Transport & Infrastructure
Transport groundworks are heavily reliant on Geotechnical Engineers. These engineers can affect the design, maintenance, and construction of important infrastructures such as roads, highways, and railways. It takes a great deal of skill and knowledge to properly assess and plan for future maintenance and longevity. When building transport gateways, Geotechnical Engineers needs to consider how to protect these constructions further from landslides, foundations, or bridges, flooding, and more.
Dams have a dramatic effect on ecosystems of the surrounding area, and it is important to correctly assess how they will change the environment for preservation and conservation. These are a large-scale construction and require an assessment of everything connecting to its function, such as lake and riverbeds, shorelines, and surrounding ecosystems.
Landfills are dangerous areas both for the public and the environment and must be developed appropriately to minimise risk and contamination. Landfills contain many different types of solid waste, such as industrial agriculture, and household waste. As these can be accessed by the public to remove household waste, regulation of accepted materials is harder to uphold. This waste can contain harmful chemicals, pesticides, and biological compounds, which without the proper infrastructure to contain them, can damage environmental and public health. Geotechnical Engineers design specialist systems for separating these elements that ensure they are disposed of responsibly.
Contamination occurs when harmful or foreign substances penetrate the site’s environment.

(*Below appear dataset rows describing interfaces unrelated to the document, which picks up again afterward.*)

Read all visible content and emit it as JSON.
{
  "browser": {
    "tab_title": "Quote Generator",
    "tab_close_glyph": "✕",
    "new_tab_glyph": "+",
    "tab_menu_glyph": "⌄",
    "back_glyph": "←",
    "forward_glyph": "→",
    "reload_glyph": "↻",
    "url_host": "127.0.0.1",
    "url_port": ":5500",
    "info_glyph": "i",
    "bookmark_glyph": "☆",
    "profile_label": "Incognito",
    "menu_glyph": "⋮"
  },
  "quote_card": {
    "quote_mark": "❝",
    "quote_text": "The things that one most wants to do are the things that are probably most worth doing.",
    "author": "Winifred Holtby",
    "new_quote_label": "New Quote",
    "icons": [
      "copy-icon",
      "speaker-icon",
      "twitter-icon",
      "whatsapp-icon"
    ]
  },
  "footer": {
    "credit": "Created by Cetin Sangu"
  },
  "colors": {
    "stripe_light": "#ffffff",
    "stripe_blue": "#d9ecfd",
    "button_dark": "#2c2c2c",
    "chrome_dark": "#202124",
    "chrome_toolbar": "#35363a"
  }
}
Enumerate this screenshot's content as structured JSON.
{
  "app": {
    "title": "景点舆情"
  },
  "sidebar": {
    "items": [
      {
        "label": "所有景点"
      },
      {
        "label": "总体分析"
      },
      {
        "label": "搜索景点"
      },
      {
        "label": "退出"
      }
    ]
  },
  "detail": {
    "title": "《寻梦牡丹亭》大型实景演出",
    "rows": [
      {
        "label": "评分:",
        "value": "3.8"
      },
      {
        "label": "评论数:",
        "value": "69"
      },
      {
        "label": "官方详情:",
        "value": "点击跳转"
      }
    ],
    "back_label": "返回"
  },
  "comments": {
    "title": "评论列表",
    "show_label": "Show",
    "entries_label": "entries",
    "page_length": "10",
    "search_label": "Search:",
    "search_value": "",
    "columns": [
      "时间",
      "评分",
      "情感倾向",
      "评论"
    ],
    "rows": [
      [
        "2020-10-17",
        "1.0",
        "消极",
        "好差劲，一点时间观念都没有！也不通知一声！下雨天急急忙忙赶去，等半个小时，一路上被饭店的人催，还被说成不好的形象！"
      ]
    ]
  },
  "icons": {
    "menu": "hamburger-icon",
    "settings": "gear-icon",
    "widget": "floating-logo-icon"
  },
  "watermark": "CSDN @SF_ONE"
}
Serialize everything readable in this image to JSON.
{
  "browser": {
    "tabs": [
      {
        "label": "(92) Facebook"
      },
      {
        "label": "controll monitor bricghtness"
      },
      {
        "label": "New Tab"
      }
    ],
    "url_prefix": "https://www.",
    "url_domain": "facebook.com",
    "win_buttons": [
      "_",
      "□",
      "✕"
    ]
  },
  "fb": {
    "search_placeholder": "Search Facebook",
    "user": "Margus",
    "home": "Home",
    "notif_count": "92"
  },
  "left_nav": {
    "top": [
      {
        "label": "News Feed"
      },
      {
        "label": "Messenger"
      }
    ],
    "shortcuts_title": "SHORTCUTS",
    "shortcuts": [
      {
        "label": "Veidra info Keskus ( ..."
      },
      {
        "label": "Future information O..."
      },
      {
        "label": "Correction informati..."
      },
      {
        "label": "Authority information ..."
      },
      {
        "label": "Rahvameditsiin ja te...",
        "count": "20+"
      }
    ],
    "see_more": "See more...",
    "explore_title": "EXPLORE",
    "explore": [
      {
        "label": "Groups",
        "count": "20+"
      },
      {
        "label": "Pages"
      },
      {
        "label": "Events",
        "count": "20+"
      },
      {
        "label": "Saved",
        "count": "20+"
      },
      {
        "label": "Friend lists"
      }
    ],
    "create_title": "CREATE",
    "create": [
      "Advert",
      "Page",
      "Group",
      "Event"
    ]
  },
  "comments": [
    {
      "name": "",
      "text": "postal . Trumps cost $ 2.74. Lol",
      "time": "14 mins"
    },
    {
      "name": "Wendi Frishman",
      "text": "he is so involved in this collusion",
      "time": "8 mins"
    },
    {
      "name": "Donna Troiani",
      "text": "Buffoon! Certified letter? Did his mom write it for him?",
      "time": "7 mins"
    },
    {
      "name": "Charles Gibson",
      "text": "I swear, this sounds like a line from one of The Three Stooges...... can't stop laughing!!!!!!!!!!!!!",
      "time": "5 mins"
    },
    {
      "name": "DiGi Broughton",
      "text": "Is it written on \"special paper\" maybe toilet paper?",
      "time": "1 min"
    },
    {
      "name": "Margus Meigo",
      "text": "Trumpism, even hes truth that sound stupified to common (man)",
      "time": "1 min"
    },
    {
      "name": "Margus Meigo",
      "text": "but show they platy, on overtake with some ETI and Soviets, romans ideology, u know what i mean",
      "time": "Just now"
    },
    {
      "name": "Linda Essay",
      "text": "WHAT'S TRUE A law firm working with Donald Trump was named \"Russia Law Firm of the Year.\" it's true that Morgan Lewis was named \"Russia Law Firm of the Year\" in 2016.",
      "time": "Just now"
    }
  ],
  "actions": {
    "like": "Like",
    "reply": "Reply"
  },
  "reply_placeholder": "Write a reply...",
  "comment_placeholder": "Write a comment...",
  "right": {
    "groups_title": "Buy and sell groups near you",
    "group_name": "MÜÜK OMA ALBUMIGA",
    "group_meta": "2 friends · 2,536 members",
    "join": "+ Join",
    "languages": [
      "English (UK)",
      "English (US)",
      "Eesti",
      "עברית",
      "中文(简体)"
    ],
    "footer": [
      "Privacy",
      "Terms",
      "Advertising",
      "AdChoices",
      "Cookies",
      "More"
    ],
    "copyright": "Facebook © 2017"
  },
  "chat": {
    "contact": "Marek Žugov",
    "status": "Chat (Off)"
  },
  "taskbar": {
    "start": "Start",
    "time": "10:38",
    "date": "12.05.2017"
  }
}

A Geotechnical Engineer will be called to advise on the best course of action. There are multiple methods at their disposal to remove contaminated soil, such as soil stabilisation and chemical oxidation. These processes convert contaminated soils into non-hazardous soils to make the earth suitable for development.
Deep excavations may be the automatic assumption when considering the role of Geotechnical Engineers. They are vital in ensuring the stability of digging sites and deep excavations. These operations are vital to the construction of underground railways, roads, and drainage and processes have been developed to make it easier to allow deep excavation in urban places.
Landslides threaten public safety and are a risk to infrastructure and transport routes. These are particularly dangerous in busy areas and on major roads. Geotechnical Engineers can assess and provide reports on the likelihood of risks and what can be done to ensure public safety.
All buildings have foundations that ensure they can stand properly and safely on the ground without the risk of sinkage. As the earth moves consistently, the buildings need to be able to withstand the tectonic and environmental shifts, this is particularly important for high rises.
There are many large and famous underground structures across the world and Geotechnical Engineers are heavily involved in the design and construction of these, such as tunnels, subways, and underground facilities. These are imperative constructions for the infrastructure and efficient running of urban areas, railways, waterways, and waste storage.
Ground Improvement & Soil Stabilisation
Soil is not just soil but contains many different elements and properties depending on where it is in the world, and often these properties make the substance unsuitable for construction. Physics and chemistry are used to modify this subsurface so it can support civil infrastructure.
Scour and Erosion
Weather, sea, and other factors contribute to the erosion of the natural landscape, threatening civil infrastructure. Dramatic weather can quickly change the landscape beyond that of as little as the previous generation. Construction is often implemented to reduce the effects of erosion and is commonly seen in coastal areas.